Polyethylene is a thermoplastic, meaning it becomes pliable when heated and rigid when cooled. This particular polymer is synthesized from long chains of ethylene monomers that are composed of carbon and hydrogen and form double covalent bonds in a number of structural configurations. Because it is available in many forms, polyethylene is the most commonly used plastic.
Annual production rates for this plastic alone are approximately eighty million metric tons. Such a large number is necessary to accommodate the incredible diversity of objects made from polyethylene. Polyethylene manufacturers fabricate bottles, packaging sheets, shower curtains, pipes, wire insulation, plastic bags and containers, bulletproof vests, artificial knees and hip replacement components, flooring, storage and more.
Resistant to water, acids, alkalis, solvents and chemical corrosion, polyethylene is popular in automotive, packaging, transport, medical, pharmaceutical, food and chemical processing, entertainment and electronics industries, to name a few. While this plastic is non-biodegradable, it is recyclable; it can be melted, remolded and rehardened numerous times. Additionally, researchers have been developing new techniques aimed at synthesizing polyethylene from components found in sugarcane in order to create bioplastics.
While bioplastics continue to be studied, most polyethylene is synthesized from ethylene, though several different methods for this are possible. Radical polymerization, anionic addition polymerization, ion coordination polymerization and cationic polymerization are all used in the production of polyethylene through heat and pressurization.
As each process results in a slightly different type of polyethylene, the plastics are classified based on density and branching or crystallization. The three main categories are high-density polyethylene, which has a melting point in the range of 120 to 130°C, low-density polyethylene, which melts at around 115°C, and finally medium-density polyethylene. In total there are ten different divisions including ultra high density and very low density, but the main three will often suffice.
Polyethylene manufacturers utilize these polymer resins forming them into plastic rods, sheets and films through injection molding, casting and extrusion. While stock forms such as these may sometimes be used as the finished product, most will undergo additional operations.
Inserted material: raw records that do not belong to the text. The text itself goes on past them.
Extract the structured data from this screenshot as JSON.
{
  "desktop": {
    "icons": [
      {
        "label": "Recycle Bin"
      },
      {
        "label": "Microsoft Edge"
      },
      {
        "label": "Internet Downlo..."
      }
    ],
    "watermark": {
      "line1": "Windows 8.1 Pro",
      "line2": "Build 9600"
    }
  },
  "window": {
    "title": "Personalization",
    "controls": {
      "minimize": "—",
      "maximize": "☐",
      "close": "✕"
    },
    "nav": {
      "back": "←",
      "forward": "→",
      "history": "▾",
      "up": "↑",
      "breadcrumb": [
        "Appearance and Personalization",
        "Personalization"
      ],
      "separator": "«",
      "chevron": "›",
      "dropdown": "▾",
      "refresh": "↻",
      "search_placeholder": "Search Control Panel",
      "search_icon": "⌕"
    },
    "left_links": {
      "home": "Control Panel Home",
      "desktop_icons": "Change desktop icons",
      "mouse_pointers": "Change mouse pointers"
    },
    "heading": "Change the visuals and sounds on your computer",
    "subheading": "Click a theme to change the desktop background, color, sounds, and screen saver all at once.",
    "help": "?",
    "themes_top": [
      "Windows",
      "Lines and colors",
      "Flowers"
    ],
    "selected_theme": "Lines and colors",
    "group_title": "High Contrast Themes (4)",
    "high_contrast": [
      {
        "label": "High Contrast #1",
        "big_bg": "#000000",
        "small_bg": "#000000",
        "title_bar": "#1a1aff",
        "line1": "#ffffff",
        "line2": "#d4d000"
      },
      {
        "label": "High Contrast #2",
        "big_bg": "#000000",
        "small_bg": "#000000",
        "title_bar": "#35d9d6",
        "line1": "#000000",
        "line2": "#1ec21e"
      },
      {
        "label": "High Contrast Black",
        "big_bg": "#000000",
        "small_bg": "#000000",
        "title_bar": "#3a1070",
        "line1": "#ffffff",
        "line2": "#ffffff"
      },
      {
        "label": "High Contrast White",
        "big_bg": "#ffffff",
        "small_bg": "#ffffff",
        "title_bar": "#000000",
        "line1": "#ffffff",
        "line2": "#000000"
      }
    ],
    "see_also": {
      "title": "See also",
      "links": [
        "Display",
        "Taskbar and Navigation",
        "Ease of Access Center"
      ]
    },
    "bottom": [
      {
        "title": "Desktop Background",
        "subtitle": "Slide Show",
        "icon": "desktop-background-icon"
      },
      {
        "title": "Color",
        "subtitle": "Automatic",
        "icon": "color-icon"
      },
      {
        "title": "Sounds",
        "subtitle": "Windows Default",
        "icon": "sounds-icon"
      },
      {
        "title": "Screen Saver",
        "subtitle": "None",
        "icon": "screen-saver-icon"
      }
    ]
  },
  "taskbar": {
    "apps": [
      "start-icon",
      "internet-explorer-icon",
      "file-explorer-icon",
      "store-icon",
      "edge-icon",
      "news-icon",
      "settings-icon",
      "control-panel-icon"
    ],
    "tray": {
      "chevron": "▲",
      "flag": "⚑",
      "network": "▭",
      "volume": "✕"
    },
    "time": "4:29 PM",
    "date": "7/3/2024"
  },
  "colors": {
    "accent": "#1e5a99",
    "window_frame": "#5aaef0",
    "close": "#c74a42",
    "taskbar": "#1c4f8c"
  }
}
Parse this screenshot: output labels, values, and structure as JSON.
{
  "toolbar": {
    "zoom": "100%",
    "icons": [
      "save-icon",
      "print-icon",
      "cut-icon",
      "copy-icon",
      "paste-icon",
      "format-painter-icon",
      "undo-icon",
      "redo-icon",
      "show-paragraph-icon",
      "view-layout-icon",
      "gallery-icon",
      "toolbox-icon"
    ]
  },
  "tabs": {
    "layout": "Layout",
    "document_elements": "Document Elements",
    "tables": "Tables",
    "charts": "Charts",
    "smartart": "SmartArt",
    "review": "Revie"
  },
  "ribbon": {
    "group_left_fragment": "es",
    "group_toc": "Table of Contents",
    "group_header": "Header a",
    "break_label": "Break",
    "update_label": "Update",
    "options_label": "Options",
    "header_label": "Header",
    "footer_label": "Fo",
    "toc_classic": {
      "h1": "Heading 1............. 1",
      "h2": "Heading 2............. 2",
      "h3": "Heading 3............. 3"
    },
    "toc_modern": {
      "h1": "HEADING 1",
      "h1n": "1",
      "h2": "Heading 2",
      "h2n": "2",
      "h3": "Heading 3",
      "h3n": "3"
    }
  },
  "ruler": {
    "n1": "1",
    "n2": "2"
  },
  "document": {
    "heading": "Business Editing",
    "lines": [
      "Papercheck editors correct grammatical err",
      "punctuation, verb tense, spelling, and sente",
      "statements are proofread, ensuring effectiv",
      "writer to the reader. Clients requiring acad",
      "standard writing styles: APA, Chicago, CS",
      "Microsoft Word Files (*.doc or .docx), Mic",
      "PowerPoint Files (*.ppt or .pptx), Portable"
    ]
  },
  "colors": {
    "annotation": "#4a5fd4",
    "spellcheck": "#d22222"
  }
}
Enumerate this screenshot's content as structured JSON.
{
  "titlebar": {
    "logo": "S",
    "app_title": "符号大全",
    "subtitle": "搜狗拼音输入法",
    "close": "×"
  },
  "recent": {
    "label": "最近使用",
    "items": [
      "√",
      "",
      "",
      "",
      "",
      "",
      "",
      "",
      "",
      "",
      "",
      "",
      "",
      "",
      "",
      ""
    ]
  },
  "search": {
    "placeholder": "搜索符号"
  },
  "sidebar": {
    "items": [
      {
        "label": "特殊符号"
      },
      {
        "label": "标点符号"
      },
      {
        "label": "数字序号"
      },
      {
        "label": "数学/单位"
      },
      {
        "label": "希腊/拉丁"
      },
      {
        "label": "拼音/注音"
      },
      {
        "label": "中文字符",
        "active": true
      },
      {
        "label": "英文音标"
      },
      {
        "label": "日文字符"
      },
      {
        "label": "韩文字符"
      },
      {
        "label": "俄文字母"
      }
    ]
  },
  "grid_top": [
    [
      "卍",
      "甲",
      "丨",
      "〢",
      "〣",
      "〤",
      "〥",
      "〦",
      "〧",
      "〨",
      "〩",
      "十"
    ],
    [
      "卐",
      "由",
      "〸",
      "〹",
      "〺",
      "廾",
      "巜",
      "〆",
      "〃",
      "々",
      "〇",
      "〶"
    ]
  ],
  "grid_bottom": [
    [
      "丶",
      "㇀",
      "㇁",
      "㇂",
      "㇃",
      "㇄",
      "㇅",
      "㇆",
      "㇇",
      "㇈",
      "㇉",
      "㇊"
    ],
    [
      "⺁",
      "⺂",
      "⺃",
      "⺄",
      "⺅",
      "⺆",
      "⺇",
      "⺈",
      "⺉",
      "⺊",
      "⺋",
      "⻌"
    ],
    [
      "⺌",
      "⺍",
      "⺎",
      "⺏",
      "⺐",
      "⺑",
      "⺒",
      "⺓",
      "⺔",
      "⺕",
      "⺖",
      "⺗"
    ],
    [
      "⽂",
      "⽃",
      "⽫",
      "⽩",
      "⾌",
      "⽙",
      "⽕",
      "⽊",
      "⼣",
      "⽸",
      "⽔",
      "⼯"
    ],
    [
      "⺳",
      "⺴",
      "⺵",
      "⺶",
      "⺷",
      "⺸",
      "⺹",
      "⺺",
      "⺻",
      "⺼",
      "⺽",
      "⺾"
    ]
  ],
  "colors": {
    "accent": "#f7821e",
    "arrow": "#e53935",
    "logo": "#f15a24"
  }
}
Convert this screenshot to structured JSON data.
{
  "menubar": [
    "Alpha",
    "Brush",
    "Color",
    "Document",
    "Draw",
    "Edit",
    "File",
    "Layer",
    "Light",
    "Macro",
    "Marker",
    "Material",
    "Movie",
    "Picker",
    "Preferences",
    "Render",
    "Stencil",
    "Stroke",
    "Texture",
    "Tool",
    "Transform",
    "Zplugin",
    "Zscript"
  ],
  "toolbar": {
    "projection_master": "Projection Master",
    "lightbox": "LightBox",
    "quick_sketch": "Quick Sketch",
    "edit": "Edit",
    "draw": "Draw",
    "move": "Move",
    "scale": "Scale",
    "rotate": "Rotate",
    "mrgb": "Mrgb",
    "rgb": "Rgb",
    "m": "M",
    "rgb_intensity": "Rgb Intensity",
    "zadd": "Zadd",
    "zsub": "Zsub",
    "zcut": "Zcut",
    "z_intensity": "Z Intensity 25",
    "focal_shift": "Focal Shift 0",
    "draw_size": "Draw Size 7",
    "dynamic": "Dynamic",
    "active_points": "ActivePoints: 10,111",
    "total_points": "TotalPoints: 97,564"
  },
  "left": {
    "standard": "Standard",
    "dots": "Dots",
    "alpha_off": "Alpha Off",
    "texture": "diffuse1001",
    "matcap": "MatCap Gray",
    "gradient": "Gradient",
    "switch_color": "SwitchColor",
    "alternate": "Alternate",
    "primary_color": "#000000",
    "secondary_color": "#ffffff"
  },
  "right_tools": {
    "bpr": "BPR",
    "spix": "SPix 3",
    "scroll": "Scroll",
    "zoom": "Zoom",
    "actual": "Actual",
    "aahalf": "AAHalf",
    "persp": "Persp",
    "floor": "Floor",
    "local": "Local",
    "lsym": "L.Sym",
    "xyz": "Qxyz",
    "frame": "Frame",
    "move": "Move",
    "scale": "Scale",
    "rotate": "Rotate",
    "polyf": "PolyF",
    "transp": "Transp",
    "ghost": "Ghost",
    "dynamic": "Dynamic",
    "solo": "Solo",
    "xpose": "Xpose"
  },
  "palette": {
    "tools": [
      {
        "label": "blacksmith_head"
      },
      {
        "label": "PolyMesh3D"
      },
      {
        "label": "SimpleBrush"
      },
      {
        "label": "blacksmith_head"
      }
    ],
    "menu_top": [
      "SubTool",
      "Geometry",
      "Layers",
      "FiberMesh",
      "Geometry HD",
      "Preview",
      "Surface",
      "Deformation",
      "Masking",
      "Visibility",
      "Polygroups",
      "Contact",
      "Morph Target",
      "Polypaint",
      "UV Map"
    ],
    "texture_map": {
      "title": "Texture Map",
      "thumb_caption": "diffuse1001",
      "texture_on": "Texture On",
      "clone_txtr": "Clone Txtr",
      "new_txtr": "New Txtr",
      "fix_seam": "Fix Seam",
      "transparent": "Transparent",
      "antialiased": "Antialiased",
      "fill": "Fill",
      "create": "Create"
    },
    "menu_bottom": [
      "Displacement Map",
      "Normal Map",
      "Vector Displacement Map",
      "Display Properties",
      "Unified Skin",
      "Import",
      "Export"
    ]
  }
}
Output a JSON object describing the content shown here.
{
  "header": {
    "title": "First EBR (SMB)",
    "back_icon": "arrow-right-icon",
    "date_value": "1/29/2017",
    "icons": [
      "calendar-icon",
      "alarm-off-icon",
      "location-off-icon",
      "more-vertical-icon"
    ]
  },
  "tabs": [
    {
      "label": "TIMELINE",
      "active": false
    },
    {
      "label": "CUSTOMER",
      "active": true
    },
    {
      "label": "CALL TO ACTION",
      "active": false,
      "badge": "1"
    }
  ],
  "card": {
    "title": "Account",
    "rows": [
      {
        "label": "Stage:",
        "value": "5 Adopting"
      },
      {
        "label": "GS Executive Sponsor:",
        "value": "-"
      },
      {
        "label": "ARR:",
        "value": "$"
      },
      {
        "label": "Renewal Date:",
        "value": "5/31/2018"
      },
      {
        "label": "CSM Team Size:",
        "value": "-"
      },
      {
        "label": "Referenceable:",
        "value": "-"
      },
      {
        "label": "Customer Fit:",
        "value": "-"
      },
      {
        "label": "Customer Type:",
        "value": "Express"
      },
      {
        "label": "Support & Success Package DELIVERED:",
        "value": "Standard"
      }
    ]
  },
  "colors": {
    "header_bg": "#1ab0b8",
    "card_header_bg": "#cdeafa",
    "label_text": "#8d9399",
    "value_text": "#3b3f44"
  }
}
Secondary processes employed on plastic materials such as these include drilling, welding, fastening, turning, milling and precision machining. It is important to consider both the manufacturing processes and finish product when selecting a polymer.